_Problem to work on_
Please set down all of the data below verbatim.
--- START ---
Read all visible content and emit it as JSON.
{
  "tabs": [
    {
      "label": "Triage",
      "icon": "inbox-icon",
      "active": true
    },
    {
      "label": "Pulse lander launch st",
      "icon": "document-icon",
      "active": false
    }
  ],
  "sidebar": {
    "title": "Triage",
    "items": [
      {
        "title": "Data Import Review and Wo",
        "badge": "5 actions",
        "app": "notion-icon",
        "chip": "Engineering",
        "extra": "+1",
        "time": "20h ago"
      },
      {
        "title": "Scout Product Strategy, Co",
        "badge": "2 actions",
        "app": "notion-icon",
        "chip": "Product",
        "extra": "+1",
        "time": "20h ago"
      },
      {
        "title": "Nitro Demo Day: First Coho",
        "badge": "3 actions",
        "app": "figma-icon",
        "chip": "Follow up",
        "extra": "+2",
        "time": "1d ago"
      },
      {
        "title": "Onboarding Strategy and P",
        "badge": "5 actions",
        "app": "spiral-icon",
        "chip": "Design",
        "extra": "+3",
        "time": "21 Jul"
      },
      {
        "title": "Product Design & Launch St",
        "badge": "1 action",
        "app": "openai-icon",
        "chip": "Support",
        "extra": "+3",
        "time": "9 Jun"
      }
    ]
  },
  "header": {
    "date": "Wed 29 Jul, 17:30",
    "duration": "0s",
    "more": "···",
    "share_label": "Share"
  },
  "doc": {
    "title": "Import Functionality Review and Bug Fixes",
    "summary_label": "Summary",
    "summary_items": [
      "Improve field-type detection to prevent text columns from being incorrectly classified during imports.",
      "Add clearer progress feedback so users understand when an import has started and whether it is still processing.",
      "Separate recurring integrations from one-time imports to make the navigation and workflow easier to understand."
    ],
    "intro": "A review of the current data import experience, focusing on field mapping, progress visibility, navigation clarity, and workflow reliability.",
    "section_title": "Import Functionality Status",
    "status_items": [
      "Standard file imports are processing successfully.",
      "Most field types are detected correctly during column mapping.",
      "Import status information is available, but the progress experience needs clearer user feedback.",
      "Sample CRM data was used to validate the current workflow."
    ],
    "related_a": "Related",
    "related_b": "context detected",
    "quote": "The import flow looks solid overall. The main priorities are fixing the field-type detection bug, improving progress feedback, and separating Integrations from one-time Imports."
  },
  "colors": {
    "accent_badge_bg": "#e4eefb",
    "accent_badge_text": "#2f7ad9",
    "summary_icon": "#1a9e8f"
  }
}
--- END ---
_Task response_
Read all visible content and emit it as JSON.
{
  "tabs": [
    {
      "label": "Triage",
      "icon": "inbox-icon",
      "active": true
    },
    {
      "label": "Pulse lander launch st",
      "icon": "document-icon",
      "active": false
    }
  ],
  "sidebar": {
    "title": "Triage",
    "items": [
      {
        "title": "Data Import Review and Wo",
        "badge": "5 actions",
        "app": "notion-icon",
        "chip": "Engineering",
        "extra": "+1",
        "time": "20h ago"
      },
      {
        "title": "Scout Product Strategy, Co",
        "badge": "2 actions",
        "app": "notion-icon",
        "chip": "Product",
        "extra": "+1",
        "time": "20h ago"
      },
      {
        "title": "Nitro Demo Day: First Coho",
        "badge": "3 actions",
        "app": "figma-icon",
        "chip": "Follow up",
        "extra": "+2",
        "time": "1d ago"
      },
      {
        "title": "Onboarding Strategy and P",
        "badge": "5 actions",
        "app": "spiral-icon",
        "chip": "Design",
        "extra": "+3",
        "time": "21 Jul"
      },
      {
        "title": "Product Design & Launch St",
        "badge": "1 action",
        "app": "openai-icon",
        "chip": "Support",
        "extra": "+3",
        "time": "9 Jun"
      }
    ]
  },
  "header": {
    "date": "Wed 29 Jul, 17:30",
    "duration": "0s",
    "more": "···",
    "share_label": "Share"
  },
  "doc": {
    "title": "Import Functionality Review and Bug Fixes",
    "summary_label": "Summary",
    "summary_items": [
      "Improve field-type detection to prevent text columns from being incorrectly classified during imports.",
      "Add clearer progress feedback so users understand when an import has started and whether it is still processing.",
      "Separate recurring integrations from one-time imports to make the navigation and workflow easier to understand."
    ],
    "intro": "A review of the current data import experience, focusing on field mapping, progress visibility, navigation clarity, and workflow reliability.",
    "section_title": "Import Functionality Status",
    "status_items": [
      "Standard file imports are processing successfully.",
      "Most field types are detected correctly during column mapping.",
      "Import status information is available, but the progress experience needs clearer user feedback.",
      "Sample CRM data was used to validate the current workflow."
    ],
    "related_a": "Related",
    "related_b": "context detected",
    "quote": "The import flow looks solid overall. The main priorities are fixing the field-type detection bug, improving progress feedback, and separating Integrations from one-time Imports."
  },
  "colors": {
    "accent_badge_bg": "#e4eefb",
    "accent_badge_text": "#2f7ad9",
    "summary_icon": "#1a9e8f"
  }
}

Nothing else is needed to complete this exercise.